:: Exercise description ::
The required lines are those that contain "events"; pull them out of the data and copy them.

##### Task input

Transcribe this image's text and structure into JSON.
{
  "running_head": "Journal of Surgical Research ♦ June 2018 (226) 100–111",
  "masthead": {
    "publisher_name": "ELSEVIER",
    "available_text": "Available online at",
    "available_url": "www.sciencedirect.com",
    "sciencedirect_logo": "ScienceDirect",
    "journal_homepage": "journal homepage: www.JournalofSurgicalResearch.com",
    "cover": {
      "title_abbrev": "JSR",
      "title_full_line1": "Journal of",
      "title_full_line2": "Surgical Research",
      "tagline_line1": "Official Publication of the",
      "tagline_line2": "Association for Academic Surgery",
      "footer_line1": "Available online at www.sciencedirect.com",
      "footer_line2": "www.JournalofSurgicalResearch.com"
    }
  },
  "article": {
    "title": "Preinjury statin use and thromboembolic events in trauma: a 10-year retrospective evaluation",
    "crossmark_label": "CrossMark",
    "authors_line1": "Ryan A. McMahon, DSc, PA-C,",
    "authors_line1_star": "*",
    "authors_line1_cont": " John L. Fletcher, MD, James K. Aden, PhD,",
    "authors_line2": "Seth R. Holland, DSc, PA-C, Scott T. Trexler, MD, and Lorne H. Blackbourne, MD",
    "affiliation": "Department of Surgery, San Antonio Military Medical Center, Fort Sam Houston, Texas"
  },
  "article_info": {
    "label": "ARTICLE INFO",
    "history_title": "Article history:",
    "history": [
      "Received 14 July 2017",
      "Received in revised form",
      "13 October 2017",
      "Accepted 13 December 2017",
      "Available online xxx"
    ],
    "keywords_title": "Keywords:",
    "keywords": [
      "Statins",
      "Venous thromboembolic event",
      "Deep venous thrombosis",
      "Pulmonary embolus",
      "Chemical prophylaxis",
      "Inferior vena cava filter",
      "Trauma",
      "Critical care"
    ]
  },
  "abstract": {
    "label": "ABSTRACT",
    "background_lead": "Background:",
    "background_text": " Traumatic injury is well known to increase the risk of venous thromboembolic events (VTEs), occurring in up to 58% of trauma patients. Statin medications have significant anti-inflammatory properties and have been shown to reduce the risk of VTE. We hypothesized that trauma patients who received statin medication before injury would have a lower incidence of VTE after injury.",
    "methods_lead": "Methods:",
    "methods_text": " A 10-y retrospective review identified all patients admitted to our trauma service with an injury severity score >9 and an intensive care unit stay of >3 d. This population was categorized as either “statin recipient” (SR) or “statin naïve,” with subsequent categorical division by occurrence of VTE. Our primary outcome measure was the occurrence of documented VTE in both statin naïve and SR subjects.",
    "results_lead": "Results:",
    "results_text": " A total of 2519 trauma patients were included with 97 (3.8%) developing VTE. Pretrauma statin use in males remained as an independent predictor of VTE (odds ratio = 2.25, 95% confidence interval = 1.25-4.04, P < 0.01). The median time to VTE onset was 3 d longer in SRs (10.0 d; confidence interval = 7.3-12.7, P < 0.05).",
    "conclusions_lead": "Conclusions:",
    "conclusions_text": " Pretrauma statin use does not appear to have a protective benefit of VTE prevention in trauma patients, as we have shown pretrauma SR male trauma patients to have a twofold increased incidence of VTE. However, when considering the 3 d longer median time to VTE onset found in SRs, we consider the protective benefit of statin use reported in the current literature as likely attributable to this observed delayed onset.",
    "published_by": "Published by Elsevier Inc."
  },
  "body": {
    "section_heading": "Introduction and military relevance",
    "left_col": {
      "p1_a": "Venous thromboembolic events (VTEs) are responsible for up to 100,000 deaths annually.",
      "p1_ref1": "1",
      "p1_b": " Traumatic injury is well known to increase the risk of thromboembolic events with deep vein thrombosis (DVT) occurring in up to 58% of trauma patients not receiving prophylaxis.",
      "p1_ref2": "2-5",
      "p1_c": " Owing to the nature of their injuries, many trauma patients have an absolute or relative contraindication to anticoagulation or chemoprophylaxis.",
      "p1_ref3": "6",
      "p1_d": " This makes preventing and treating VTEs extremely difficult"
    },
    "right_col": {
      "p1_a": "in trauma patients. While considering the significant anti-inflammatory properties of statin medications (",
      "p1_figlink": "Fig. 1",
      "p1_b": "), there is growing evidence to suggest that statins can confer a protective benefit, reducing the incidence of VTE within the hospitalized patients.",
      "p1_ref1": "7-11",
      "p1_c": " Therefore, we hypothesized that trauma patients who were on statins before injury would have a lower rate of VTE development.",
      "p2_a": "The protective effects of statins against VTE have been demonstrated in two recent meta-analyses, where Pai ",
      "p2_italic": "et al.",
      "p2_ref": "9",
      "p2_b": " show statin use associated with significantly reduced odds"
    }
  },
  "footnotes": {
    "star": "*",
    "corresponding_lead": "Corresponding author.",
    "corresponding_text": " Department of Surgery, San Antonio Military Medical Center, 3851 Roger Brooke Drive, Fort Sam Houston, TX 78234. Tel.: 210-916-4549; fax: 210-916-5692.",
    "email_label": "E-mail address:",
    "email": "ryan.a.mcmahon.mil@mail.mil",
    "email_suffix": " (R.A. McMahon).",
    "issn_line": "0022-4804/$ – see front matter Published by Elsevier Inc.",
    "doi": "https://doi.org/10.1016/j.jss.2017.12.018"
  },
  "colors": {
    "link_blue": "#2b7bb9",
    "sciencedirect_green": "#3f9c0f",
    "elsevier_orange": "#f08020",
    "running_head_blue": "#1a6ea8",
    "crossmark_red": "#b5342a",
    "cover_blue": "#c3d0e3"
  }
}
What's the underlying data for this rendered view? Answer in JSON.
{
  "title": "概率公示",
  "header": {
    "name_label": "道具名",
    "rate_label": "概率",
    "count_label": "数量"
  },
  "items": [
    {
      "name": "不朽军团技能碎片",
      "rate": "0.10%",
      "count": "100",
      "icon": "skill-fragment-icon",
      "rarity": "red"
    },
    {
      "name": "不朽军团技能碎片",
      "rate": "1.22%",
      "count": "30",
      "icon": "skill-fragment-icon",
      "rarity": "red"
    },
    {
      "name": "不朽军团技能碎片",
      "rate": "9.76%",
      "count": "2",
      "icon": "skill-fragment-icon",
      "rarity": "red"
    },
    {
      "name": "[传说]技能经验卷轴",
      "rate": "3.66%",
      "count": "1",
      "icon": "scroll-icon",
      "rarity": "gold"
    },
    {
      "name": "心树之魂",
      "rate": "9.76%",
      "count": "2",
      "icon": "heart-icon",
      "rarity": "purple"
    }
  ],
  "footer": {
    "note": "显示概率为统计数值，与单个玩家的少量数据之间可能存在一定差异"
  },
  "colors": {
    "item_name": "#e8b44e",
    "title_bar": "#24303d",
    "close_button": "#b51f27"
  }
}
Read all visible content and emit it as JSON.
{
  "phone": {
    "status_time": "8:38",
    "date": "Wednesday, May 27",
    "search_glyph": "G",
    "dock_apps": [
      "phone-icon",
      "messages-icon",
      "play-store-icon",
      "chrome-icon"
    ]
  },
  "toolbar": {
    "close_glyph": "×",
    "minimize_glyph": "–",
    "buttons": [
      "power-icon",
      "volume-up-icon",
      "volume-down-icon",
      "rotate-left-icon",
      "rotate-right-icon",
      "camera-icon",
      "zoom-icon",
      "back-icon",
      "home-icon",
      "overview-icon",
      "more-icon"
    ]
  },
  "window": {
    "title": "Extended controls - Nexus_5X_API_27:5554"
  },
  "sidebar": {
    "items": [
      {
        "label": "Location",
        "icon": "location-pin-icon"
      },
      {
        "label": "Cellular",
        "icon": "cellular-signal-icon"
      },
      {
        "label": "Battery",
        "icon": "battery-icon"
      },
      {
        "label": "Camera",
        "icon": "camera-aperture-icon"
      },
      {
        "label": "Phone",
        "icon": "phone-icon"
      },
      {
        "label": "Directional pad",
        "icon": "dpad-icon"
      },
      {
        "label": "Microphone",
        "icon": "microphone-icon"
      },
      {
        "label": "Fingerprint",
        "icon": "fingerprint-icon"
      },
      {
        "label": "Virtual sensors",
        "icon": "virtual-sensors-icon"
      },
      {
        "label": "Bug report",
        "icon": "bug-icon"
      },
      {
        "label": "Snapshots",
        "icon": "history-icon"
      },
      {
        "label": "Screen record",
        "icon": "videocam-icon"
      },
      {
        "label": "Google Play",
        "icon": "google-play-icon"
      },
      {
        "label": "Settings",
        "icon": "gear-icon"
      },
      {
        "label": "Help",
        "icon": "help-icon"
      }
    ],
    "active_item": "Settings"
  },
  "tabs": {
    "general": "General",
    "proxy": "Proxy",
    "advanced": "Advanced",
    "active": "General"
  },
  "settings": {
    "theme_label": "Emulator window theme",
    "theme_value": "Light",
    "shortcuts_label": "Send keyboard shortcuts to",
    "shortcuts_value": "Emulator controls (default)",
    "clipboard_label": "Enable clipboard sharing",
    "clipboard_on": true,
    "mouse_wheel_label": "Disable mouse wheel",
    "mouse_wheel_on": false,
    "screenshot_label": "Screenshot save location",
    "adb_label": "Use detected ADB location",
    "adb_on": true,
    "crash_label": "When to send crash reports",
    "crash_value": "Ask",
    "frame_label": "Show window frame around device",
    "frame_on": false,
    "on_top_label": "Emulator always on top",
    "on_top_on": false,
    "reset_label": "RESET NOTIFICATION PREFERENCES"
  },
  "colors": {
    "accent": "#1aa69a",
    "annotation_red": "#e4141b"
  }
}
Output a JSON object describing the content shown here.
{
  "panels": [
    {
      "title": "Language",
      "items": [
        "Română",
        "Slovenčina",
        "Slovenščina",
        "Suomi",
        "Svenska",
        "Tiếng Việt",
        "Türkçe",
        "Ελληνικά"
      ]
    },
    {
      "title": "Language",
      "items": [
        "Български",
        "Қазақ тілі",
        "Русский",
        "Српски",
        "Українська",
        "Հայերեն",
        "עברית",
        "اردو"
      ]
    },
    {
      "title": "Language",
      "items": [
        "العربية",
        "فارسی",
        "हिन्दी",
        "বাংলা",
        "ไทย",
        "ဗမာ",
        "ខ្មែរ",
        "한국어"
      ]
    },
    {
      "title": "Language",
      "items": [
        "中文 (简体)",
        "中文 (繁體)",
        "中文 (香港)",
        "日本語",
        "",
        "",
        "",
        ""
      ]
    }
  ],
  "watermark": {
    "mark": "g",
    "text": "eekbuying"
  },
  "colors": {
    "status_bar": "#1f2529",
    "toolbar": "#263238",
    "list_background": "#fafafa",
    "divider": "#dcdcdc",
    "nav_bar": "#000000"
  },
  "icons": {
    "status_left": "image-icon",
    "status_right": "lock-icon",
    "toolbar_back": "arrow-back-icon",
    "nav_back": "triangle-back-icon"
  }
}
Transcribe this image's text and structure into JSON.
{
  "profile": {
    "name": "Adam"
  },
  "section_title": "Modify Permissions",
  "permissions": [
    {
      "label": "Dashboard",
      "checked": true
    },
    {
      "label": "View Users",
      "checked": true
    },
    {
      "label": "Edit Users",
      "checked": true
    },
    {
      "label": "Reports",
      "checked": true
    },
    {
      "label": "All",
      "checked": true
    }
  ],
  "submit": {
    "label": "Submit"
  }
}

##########

:: Your response ::
    "title": "Preinjury statin use and thromboembolic events in trauma: a 10-year retrospective evaluation",
    "background_text": " Traumatic injury is well known to increase the risk of venous thromboembolic events (VTEs), occurring in up to 58% of trauma patients. Statin medications have significant anti-inflammatory properties and have been shown to reduce the risk of VTE. We hypothesized that trauma patients who received statin medication before injury would have a lower incidence of VTE after injury.",
      "p1_a": "Venous thromboembolic events (VTEs) are responsible for up to 100,000 deaths annually.",
      "p1_b": " Traumatic injury is well known to increase the risk of thromboembolic events with deep vein thrombosis (DVT) occurring in up to 58% of trauma patients not receiving prophylaxis.",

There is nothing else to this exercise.